Lawmakers want more budget info from governor
PIERRE — There is a saying in politics that information is power. The Legislature will be trying for more of both in the 2014 session that starts next week.
The Executive Board pre-filed two measures that would require the governor to submit his budget package earlier and to provide an updated 10-year financial plan with it each fall.
Lawmakers are also waiting to see results from three sets of financial inquiries involving the Governor’s Office of Economic Development.
One likely proposal will be an attempt at some form of legislative oversight for business-assistance programs such as Future Fund grants that have been solely in the governor’s control.
There could be other changes sought, such as requiring state financial records to be kept longer and perhaps permanently in digital form by the state auditor’s office, and giving the state attorney general more authority over the contracts and lawyers for state government agencies.
Currently, the attorney general doesn’t have direct oversight for the hiring of outside lawyers by state agencies.
There’s also no requirement that state contracts entered by state agencies are reviewed by the attorney general’s office.
Those situations came into public focus during the past few months in regard to activities by the Governor’s Office of Economic Development during the administration of the previous governor, Mike Rounds.
So far neither Gov. Dennis Daugaard nor any legislator has pre-filed bills that directly address those practices.
But the Legislature’s general mood appears assertive and determined.
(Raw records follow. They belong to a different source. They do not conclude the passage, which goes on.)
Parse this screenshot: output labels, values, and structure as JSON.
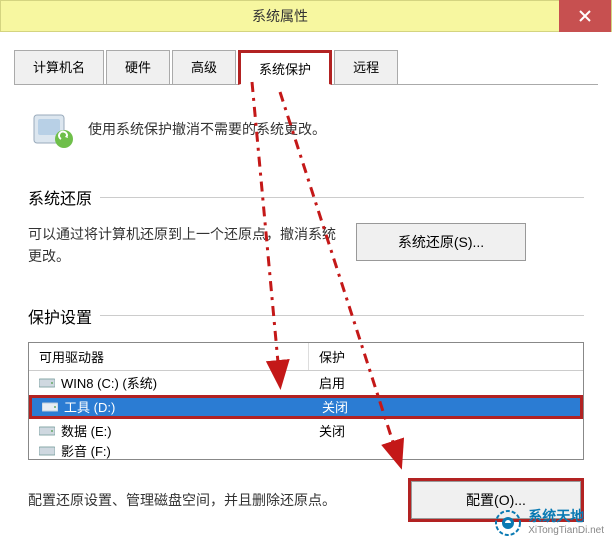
{
  "titlebar": {
    "title": "系统属性"
  },
  "tabs": {
    "t0": "计算机名",
    "t1": "硬件",
    "t2": "高级",
    "t3": "系统保护",
    "t4": "远程"
  },
  "intro": "使用系统保护撤消不需要的系统更改。",
  "restore": {
    "group_label": "系统还原",
    "desc": "可以通过将计算机还原到上一个还原点，撤消系统更改。",
    "button": "系统还原(S)..."
  },
  "protection": {
    "group_label": "保护设置",
    "header_drive": "可用驱动器",
    "header_protect": "保护",
    "rows": [
      {
        "name": "WIN8 (C:) (系统)",
        "status": "启用"
      },
      {
        "name": "工具 (D:)",
        "status": "关闭"
      },
      {
        "name": "数据 (E:)",
        "status": "关闭"
      },
      {
        "name": "影音 (F:)",
        "status": ""
      }
    ],
    "config_desc": "配置还原设置、管理磁盘空间，并且删除还原点。",
    "config_button": "配置(O)..."
  },
  "watermark": {
    "zh": "系统天地",
    "en": "XiTongTianDi.net"
  }
}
The legislation already filed by the Executive Board attempts to address lawmakers’ long-standing perspectives they are out-gunned on financial matters by the governor’s budget office.
Senate Bill 11 would require the governor’s Bureau of Finance and Management to consider the recommendations of the Legislative Planning Committee as part of a long-range financial plan that would be delivered annually to the Legislature.
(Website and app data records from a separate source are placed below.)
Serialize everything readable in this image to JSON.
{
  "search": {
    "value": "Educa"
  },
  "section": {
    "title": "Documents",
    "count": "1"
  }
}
SB 11 says the plan “shall provide awareness of options, potential problems, and opportunities” and “contain all pertinent information for the next years” including at a minimum analysis of financial trends, assessments of problems or opportunities and actions to address them, and “a long-term approximation of revenues and expenditures that uses alternative economic, policy and planning assumptions.”
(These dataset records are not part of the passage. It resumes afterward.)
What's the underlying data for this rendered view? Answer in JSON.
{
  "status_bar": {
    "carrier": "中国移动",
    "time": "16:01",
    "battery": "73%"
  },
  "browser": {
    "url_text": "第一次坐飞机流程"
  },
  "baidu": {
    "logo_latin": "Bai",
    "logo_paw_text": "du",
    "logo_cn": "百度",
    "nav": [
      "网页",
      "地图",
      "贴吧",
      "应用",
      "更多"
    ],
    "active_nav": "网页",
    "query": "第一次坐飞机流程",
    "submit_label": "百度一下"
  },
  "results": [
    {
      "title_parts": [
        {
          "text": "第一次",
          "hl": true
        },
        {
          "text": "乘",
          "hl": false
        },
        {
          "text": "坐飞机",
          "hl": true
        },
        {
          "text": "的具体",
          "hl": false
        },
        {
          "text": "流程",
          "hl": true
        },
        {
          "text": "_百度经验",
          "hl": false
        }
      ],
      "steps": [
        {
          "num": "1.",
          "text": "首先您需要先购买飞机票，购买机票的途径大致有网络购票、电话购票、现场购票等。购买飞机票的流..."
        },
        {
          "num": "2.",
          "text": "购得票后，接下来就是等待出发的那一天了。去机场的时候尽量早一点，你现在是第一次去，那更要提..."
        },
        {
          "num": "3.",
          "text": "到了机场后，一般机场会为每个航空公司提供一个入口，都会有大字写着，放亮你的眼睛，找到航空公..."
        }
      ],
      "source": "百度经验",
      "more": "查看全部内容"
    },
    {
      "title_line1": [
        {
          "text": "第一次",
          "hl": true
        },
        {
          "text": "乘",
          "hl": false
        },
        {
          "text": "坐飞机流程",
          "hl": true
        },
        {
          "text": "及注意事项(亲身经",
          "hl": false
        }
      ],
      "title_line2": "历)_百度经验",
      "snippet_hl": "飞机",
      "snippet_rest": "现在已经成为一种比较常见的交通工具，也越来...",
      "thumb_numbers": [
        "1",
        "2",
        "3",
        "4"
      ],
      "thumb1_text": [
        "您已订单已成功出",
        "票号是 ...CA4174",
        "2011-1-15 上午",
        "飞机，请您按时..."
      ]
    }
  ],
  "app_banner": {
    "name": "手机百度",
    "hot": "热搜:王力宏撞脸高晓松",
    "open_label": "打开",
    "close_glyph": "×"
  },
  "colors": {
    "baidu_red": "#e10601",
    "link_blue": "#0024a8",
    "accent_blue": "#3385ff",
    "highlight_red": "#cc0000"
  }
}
The measure carries the names of all 15 legislators, Republicans and Democrats alike, who are on the Executive Board.
All 15 of their names are on Senate Bill 10, which attempts to accelerate the budget creation process during the months prior to each regular legislative session.
Each office’s budget requests would be due to the Bureau of Finance and Management no later than Sept. 1 rather than the current practice of Oct. 15. BFM in turn would submit the requests including the explanatory material to the Legislative Research Council no later than Sept. 1 as well.
The governor’s budget recommendations to the Legislature also would be delivered some three weeks earlier under the plan.
Currently, the recommendations are due to legislators no later than the first Tuesday after the first Monday of December. The proposal calls for changing that deadline to the second Tuesday after the first Monday of November.
Those changes have strong consent within the legislative ranks. Lawmakers aren’t sure yet what to do about the reviews and audits of GOED’s finances and management practices dating from the Rounds era that are currently under way.
They were ordered in November by the agency’s current commissioner, Pat Costello, with the backing of Gov. Dennis Daugaard.
Costello contracted with two private accounting firms for parts of the work, but missing records have complicated several of the reviews and slowed progress.
He also contracted with the state Department of Legislative Audit, which is under control of the Legislature, to conduct a special multi-year look at the office including its vendors.
That report is expected to be delivered Jan. 24. Its contents likely will help guide the Legislature’s next moves.